------ Source records
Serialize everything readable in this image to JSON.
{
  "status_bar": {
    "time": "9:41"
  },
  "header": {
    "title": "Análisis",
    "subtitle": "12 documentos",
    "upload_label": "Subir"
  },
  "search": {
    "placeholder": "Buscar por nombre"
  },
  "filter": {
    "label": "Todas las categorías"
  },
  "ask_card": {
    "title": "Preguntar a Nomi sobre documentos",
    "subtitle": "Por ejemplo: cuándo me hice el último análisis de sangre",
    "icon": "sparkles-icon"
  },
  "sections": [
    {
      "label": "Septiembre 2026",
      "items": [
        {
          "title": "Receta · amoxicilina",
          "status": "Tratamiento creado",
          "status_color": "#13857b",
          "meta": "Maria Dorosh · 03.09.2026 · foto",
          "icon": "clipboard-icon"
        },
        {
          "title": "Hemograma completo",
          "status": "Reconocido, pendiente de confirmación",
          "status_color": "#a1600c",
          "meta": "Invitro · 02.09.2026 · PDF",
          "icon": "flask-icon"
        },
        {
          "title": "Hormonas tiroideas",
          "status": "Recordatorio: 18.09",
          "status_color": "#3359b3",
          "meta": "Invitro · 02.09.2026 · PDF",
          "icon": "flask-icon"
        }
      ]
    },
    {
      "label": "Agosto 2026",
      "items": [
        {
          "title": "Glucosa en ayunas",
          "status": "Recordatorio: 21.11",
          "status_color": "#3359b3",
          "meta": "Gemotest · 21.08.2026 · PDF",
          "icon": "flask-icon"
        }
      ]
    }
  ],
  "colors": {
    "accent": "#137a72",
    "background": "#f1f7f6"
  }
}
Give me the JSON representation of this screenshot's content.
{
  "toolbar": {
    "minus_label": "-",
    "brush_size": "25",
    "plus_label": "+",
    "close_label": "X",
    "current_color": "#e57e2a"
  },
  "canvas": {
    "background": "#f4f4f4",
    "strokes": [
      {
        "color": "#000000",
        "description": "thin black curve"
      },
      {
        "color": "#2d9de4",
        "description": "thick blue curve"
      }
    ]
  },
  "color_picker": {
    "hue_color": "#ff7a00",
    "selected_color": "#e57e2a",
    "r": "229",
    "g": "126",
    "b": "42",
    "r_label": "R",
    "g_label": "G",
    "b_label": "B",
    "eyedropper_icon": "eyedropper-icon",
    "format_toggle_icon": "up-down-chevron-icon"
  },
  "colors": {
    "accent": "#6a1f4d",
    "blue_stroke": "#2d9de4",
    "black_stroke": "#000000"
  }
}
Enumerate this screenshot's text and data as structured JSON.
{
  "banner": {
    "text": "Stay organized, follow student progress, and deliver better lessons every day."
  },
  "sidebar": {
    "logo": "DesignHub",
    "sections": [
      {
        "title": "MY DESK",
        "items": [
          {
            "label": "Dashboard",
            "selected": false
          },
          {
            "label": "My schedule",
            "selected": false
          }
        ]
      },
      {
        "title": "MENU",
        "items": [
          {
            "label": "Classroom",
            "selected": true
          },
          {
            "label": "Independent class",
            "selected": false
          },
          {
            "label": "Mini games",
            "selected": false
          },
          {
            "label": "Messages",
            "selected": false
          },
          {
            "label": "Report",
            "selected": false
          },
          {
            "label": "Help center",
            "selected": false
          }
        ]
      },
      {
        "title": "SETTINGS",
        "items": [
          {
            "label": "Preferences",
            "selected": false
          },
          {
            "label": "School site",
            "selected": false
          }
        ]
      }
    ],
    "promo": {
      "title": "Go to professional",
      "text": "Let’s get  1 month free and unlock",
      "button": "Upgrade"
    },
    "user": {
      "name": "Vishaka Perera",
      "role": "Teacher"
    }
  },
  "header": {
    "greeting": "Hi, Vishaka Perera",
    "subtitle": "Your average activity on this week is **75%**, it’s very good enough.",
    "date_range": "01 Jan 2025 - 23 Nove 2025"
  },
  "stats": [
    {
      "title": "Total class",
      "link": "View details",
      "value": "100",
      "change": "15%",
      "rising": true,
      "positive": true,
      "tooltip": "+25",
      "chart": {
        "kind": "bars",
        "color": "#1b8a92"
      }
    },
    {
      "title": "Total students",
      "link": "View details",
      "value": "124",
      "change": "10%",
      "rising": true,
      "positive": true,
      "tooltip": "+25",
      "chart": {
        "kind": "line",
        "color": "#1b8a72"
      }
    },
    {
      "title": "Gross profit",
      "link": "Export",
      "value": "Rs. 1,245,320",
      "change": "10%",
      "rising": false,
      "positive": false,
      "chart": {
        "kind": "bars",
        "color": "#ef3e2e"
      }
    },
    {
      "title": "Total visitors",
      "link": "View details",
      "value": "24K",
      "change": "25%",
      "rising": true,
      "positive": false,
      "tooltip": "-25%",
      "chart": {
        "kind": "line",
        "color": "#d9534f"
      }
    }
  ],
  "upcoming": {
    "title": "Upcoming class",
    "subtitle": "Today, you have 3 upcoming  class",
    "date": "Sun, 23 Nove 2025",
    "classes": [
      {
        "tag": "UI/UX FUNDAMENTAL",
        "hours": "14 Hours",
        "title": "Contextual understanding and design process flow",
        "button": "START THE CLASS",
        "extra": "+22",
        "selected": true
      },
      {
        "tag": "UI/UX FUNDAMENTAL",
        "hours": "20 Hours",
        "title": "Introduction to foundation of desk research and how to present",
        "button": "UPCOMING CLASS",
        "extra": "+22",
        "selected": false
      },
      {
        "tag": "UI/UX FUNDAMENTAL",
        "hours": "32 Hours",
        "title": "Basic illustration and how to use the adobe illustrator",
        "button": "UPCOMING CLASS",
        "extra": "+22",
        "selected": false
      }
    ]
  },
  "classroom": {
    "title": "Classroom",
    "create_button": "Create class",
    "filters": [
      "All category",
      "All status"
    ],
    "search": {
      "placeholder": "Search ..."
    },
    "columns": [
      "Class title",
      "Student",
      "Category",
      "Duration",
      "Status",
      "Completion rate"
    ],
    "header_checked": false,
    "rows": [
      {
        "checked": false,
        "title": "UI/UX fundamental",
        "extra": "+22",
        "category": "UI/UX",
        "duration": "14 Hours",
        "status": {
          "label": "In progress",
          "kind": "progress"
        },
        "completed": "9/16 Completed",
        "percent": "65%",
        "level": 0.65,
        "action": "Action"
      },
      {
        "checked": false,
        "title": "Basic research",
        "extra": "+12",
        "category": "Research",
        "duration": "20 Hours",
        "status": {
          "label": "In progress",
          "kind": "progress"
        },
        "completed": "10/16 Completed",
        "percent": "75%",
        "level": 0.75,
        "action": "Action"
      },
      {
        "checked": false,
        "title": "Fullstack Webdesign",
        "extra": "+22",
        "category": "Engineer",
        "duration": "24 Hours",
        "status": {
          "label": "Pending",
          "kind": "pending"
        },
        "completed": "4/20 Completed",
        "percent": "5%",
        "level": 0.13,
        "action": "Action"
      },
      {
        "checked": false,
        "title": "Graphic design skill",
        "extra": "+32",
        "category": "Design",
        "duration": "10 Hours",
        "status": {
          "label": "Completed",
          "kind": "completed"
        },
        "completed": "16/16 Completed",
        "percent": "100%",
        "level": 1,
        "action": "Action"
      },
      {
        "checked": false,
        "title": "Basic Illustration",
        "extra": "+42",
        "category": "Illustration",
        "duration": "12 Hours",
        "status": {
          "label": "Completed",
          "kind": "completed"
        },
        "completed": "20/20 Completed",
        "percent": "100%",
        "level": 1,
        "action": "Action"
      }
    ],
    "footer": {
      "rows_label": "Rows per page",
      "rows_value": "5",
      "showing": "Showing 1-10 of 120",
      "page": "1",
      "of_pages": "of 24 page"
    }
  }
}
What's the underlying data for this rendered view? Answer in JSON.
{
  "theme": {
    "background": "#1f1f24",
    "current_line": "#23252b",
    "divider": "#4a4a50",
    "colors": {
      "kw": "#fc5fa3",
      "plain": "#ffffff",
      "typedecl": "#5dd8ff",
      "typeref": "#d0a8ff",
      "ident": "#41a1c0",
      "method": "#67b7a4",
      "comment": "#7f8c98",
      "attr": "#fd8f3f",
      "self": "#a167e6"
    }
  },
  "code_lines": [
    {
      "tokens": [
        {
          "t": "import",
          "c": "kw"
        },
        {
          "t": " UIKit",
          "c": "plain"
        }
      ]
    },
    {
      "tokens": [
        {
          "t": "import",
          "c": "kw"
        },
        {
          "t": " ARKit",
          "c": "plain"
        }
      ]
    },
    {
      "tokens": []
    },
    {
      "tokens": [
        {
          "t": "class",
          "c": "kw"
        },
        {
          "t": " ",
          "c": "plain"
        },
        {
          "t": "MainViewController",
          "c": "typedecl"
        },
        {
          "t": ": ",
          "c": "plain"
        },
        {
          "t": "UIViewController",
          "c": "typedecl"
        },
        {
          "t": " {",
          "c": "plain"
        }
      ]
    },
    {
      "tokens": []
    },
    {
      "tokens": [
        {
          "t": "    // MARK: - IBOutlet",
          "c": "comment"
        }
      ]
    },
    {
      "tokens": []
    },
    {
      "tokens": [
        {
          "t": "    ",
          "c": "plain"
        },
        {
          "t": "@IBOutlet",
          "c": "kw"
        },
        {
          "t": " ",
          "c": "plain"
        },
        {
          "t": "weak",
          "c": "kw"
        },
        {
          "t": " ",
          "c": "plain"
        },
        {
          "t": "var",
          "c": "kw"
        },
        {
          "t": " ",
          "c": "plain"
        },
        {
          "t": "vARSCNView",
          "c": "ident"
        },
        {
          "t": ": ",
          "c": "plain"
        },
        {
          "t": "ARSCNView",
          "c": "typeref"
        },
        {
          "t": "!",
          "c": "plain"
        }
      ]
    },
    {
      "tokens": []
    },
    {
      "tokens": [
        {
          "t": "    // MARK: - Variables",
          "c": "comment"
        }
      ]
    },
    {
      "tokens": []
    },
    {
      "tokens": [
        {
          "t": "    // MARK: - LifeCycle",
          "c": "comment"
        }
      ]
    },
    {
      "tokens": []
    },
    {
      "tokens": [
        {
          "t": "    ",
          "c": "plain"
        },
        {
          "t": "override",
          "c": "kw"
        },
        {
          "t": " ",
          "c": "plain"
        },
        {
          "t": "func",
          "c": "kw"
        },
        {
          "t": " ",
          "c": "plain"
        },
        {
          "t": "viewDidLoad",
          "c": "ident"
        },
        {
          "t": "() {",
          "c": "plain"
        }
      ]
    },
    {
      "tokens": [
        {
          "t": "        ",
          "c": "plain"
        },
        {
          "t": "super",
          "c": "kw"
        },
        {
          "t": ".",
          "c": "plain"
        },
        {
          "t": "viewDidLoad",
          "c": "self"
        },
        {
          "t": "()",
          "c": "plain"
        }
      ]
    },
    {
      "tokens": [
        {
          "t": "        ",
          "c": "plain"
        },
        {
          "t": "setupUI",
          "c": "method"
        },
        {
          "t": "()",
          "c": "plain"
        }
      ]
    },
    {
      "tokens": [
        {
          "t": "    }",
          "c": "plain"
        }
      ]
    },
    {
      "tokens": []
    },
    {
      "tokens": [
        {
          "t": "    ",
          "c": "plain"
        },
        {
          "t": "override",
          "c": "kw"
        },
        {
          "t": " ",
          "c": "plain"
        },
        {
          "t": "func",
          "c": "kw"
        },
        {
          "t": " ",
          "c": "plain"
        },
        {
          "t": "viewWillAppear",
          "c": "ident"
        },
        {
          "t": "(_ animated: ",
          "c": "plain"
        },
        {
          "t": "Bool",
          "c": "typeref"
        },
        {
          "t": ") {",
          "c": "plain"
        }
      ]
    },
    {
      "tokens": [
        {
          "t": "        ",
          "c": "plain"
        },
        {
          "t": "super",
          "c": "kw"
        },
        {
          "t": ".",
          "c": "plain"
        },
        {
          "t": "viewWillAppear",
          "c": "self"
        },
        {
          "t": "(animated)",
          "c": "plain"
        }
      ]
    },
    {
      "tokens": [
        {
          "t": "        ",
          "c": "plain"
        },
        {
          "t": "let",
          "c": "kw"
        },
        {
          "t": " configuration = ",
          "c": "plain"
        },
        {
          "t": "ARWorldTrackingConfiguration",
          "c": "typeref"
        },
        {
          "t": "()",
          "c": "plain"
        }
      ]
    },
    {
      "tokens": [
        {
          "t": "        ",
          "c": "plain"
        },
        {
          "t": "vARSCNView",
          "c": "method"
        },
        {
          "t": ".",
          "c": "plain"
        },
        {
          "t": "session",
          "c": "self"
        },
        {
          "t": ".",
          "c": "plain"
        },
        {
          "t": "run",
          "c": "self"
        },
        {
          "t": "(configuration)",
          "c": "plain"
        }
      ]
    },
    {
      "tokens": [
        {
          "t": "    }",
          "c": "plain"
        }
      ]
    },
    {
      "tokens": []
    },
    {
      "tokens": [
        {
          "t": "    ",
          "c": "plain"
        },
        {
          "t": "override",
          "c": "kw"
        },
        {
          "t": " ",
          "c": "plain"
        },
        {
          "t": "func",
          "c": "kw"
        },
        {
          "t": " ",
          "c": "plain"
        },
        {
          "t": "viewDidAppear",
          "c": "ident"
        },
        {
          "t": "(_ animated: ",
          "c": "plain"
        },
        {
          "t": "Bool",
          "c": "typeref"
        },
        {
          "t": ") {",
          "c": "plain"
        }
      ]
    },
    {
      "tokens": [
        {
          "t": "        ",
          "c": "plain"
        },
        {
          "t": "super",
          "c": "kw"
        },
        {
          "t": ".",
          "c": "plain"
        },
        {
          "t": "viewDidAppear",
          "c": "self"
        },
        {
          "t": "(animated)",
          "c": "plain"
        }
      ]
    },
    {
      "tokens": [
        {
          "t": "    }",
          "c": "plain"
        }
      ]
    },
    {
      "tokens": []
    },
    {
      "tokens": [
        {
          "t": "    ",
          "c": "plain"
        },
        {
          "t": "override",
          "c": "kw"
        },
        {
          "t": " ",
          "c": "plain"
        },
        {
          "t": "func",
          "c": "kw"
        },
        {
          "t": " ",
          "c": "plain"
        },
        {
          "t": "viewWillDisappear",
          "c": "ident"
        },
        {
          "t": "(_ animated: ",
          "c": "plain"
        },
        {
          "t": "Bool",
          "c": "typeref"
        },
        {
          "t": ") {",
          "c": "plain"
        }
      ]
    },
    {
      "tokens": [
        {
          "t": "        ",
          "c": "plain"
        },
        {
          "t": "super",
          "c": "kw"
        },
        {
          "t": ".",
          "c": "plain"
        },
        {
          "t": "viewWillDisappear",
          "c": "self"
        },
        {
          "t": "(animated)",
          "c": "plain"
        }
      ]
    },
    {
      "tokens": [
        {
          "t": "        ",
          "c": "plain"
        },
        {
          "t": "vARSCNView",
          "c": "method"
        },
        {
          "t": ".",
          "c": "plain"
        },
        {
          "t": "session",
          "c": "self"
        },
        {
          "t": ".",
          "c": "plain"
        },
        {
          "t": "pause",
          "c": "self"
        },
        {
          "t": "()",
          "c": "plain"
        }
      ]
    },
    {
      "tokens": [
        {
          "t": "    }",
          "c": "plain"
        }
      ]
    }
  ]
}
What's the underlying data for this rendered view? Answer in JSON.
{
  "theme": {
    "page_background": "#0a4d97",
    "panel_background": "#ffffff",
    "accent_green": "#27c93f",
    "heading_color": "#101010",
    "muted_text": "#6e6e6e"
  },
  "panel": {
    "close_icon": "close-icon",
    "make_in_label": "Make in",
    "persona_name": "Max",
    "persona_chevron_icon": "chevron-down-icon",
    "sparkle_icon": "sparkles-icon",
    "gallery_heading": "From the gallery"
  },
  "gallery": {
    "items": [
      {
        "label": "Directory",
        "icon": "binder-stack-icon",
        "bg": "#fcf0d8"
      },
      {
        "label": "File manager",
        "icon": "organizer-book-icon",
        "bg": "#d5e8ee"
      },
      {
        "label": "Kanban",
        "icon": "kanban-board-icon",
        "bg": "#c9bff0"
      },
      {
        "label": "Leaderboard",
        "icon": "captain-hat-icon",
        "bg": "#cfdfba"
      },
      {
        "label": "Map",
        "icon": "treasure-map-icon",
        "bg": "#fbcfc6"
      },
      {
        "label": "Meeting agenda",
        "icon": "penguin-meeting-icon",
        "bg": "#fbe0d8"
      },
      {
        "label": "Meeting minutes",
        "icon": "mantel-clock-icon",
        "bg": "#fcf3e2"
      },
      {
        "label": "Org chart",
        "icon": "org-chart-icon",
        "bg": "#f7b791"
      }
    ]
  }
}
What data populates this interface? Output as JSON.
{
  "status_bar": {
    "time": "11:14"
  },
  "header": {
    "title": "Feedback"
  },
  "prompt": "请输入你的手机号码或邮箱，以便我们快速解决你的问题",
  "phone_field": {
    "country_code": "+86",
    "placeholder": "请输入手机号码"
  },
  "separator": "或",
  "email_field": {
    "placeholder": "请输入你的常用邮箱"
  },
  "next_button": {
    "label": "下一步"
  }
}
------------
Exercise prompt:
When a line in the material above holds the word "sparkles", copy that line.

Result:
    "icon": "sparkles-icon"
    "sparkle_icon": "sparkles-icon",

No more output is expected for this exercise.